[TRY IT]:
Write out all of the entries exactly, please.

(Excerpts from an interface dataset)
=-=-=-=-=

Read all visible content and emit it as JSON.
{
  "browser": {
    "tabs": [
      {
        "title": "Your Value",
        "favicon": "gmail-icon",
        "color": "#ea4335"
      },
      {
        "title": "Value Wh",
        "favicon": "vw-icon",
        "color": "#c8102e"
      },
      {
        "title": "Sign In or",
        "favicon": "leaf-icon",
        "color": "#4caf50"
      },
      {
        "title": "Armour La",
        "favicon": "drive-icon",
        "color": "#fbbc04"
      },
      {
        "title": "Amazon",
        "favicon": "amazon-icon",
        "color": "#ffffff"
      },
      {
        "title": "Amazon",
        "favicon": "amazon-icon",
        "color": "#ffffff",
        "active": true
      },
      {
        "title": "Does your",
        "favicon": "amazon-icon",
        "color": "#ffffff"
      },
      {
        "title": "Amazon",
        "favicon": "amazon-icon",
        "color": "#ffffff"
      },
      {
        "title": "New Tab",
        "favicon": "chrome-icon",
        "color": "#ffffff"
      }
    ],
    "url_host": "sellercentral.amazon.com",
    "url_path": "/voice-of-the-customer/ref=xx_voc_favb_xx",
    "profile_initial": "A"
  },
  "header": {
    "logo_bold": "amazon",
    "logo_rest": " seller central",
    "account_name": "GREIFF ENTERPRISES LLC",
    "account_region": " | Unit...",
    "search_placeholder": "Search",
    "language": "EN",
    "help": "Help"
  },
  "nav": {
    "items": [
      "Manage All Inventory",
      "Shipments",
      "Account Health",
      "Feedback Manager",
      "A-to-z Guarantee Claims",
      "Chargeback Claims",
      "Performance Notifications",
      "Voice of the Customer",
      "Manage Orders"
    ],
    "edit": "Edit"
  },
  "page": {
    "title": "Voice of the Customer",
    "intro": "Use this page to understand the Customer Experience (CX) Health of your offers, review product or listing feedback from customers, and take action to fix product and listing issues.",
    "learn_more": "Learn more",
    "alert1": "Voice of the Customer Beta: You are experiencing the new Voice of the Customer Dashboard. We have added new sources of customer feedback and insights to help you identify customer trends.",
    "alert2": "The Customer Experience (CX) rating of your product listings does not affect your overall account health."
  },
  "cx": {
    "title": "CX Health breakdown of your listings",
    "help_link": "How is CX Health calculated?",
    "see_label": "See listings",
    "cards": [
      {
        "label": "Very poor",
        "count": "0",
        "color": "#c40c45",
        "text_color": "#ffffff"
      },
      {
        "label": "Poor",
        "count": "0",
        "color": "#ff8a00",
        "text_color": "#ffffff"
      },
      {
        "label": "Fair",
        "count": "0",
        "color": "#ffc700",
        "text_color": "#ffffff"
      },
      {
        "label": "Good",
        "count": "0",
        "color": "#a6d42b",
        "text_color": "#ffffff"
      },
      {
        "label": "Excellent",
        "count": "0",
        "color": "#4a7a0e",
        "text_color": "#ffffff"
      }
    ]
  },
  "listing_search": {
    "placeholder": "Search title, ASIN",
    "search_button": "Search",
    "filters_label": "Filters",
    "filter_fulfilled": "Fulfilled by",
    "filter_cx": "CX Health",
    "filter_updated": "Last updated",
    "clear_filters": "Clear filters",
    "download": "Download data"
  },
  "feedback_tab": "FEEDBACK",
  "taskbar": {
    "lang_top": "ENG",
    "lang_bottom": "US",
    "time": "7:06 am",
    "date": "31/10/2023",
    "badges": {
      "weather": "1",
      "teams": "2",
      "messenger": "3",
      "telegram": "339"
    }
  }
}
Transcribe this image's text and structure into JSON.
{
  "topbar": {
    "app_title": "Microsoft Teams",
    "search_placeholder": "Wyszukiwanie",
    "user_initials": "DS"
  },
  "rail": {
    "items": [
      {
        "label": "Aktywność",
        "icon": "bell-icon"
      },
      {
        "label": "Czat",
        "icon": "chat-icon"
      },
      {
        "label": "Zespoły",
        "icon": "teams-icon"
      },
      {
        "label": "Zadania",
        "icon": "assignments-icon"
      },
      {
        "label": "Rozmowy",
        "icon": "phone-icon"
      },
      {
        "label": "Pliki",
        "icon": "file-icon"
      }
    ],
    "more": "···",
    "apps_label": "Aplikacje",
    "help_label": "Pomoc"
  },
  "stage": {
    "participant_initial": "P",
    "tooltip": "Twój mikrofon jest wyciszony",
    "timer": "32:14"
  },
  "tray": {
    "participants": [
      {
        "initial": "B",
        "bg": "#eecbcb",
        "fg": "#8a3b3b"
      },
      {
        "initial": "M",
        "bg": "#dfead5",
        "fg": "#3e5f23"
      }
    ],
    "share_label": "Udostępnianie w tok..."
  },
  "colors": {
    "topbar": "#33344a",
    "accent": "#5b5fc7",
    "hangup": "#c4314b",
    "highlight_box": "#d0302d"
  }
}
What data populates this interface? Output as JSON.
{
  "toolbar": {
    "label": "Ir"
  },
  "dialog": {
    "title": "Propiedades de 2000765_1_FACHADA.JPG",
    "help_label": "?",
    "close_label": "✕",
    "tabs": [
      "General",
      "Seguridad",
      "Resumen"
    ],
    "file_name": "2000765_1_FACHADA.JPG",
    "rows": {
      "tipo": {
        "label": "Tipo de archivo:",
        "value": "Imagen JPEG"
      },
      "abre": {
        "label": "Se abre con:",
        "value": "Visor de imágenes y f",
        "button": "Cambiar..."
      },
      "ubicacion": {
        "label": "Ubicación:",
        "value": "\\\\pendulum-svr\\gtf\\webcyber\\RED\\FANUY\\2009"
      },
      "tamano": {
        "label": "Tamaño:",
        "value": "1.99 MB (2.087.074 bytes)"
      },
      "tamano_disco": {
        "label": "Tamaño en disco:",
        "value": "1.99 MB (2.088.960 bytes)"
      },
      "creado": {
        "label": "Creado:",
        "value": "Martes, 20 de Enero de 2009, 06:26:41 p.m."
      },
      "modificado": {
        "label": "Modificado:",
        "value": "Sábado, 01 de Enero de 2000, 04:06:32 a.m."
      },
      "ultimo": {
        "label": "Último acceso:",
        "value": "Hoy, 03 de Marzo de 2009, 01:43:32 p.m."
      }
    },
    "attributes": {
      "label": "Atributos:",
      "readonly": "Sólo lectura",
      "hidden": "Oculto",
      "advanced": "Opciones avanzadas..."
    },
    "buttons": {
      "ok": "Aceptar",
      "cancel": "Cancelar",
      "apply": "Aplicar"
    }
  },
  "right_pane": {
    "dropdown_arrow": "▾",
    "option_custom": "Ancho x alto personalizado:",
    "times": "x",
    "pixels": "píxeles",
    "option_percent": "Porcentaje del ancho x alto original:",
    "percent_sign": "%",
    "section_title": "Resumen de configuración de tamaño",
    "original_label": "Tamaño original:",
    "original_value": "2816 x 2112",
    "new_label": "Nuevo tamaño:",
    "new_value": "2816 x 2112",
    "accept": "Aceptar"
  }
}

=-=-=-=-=

[TASK SOLUTION]:
Read all visible content and emit it as JSON.
{
  "browser": {
    "tabs": [
      {
        "title": "Your Value",
        "favicon": "gmail-icon",
        "color": "#ea4335"
      },
      {
        "title": "Value Wh",
        "favicon": "vw-icon",
        "color": "#c8102e"
      },
      {
        "title": "Sign In or",
        "favicon": "leaf-icon",
        "color": "#4caf50"
      },
      {
        "title": "Armour La",
        "favicon": "drive-icon",
        "color": "#fbbc04"
      },
      {
        "title": "Amazon",
        "favicon": "amazon-icon",
        "color": "#ffffff"
      },
      {
        "title": "Amazon",
        "favicon": "amazon-icon",
        "color": "#ffffff",
        "active": true
      },
      {
        "title": "Does your",
        "favicon": "amazon-icon",
        "color": "#ffffff"
      },
      {
        "title": "Amazon",
        "favicon": "amazon-icon",
        "color": "#ffffff"
      },
      {
        "title": "New Tab",
        "favicon": "chrome-icon",
        "color": "#ffffff"
      }
    ],
    "url_host": "sellercentral.amazon.com",
    "url_path": "/voice-of-the-customer/ref=xx_voc_favb_xx",
    "profile_initial": "A"
  },
  "header": {
    "logo_bold": "amazon",
    "logo_rest": " seller central",
    "account_name": "GREIFF ENTERPRISES LLC",
    "account_region": " | Unit...",
    "search_placeholder": "Search",
    "language": "EN",
    "help": "Help"
  },
  "nav": {
    "items": [
      "Manage All Inventory",
      "Shipments",
      "Account Health",
      "Feedback Manager",
      "A-to-z Guarantee Claims",
      "Chargeback Claims",
      "Performance Notifications",
      "Voice of the Customer",
      "Manage Orders"
    ],
    "edit": "Edit"
  },
  "page": {
    "title": "Voice of the Customer",
    "intro": "Use this page to understand the Customer Experience (CX) Health of your offers, review product or listing feedback from customers, and take action to fix product and listing issues.",
    "learn_more": "Learn more",
    "alert1": "Voice of the Customer Beta: You are experiencing the new Voice of the Customer Dashboard. We have added new sources of customer feedback and insights to help you identify customer trends.",
    "alert2": "The Customer Experience (CX) rating of your product listings does not affect your overall account health."
  },
  "cx": {
    "title": "CX Health breakdown of your listings",
    "help_link": "How is CX Health calculated?",
    "see_label": "See listings",
    "cards": [
      {
        "label": "Very poor",
        "count": "0",
        "color": "#c40c45",
        "text_color": "#ffffff"
      },
      {
        "label": "Poor",
        "count": "0",
        "color": "#ff8a00",
        "text_color": "#ffffff"
      },
      {
        "label": "Fair",
        "count": "0",
        "color": "#ffc700",
        "text_color": "#ffffff"
      },
      {
        "label": "Good",
        "count": "0",
        "color": "#a6d42b",
        "text_color": "#ffffff"
      },
      {
        "label": "Excellent",
        "count": "0",
        "color": "#4a7a0e",
        "text_color": "#ffffff"
      }
    ]
  },
  "listing_search": {
    "placeholder": "Search title, ASIN",
    "search_button": "Search",
    "filters_label": "Filters",
    "filter_fulfilled": "Fulfilled by",
    "filter_cx": "CX Health",
    "filter_updated": "Last updated",
    "clear_filters": "Clear filters",
    "download": "Download data"
  },
  "feedback_tab": "FEEDBACK",
  "taskbar": {
    "lang_top": "ENG",
    "lang_bottom": "US",
    "time": "7:06 am",
    "date": "31/10/2023",
    "badges": {
      "weather": "1",
      "teams": "2",
      "messenger": "3",
      "telegram": "339"
    }
  }
}
Transcribe this image's text and structure into JSON.
{
  "topbar": {
    "app_title": "Microsoft Teams",
    "search_placeholder": "Wyszukiwanie",
    "user_initials": "DS"
  },
  "rail": {
    "items": [
      {
        "label": "Aktywność",
        "icon": "bell-icon"
      },
      {
        "label": "Czat",
        "icon": "chat-icon"
      },
      {
        "label": "Zespoły",
        "icon": "teams-icon"
      },
      {
        "label": "Zadania",
        "icon": "assignments-icon"
      },
      {
        "label": "Rozmowy",
        "icon": "phone-icon"
      },
      {
        "label": "Pliki",
        "icon": "file-icon"
      }
    ],
    "more": "···",
    "apps_label": "Aplikacje",
    "help_label": "Pomoc"
  },
  "stage": {
    "participant_initial": "P",
    "tooltip": "Twój mikrofon jest wyciszony",
    "timer": "32:14"
  },
  "tray": {
    "participants": [
      {
        "initial": "B",
        "bg": "#eecbcb",
        "fg": "#8a3b3b"
      },
      {
        "initial": "M",
        "bg": "#dfead5",
        "fg": "#3e5f23"
      }
    ],
    "share_label": "Udostępnianie w tok..."
  },
  "colors": {
    "topbar": "#33344a",
    "accent": "#5b5fc7",
    "hangup": "#c4314b",
    "highlight_box": "#d0302d"
  }
}
What data populates this interface? Output as JSON.
{
  "toolbar": {
    "label": "Ir"
  },
  "dialog": {
    "title": "Propiedades de 2000765_1_FACHADA.JPG",
    "help_label": "?",
    "close_label": "✕",
    "tabs": [
      "General",
      "Seguridad",
      "Resumen"
    ],
    "file_name": "2000765_1_FACHADA.JPG",
    "rows": {
      "tipo": {
        "label": "Tipo de archivo:",
        "value": "Imagen JPEG"
      },
      "abre": {
        "label": "Se abre con:",
        "value": "Visor de imágenes y f",
        "button": "Cambiar..."
      },
      "ubicacion": {
        "label": "Ubicación:",
        "value": "\\\\pendulum-svr\\gtf\\webcyber\\RED\\FANUY\\2009"
      },
      "tamano": {
        "label": "Tamaño:",
        "value": "1.99 MB (2.087.074 bytes)"
      },
      "tamano_disco": {
        "label": "Tamaño en disco:",
        "value": "1.99 MB (2.088.960 bytes)"
      },
      "creado": {
        "label": "Creado:",
        "value": "Martes, 20 de Enero de 2009, 06:26:41 p.m."
      },
      "modificado": {
        "label": "Modificado:",
        "value": "Sábado, 01 de Enero de 2000, 04:06:32 a.m."
      },
      "ultimo": {
        "label": "Último acceso:",
        "value": "Hoy, 03 de Marzo de 2009, 01:43:32 p.m."
      }
    },
    "attributes": {
      "label": "Atributos:",
      "readonly": "Sólo lectura",
      "hidden": "Oculto",
      "advanced": "Opciones avanzadas..."
    },
    "buttons": {
      "ok": "Aceptar",
      "cancel": "Cancelar",
      "apply": "Aplicar"
    }
  },
  "right_pane": {
    "dropdown_arrow": "▾",
    "option_custom": "Ancho x alto personalizado:",
    "times": "x",
    "pixels": "píxeles",
    "option_percent": "Porcentaje del ancho x alto original:",
    "percent_sign": "%",
    "section_title": "Resumen de configuración de tamaño",
    "original_label": "Tamaño original:",
    "original_value": "2816 x 2112",
    "new_label": "Nuevo tamaño:",
    "new_value": "2816 x 2112",
    "accept": "Aceptar"
  }
}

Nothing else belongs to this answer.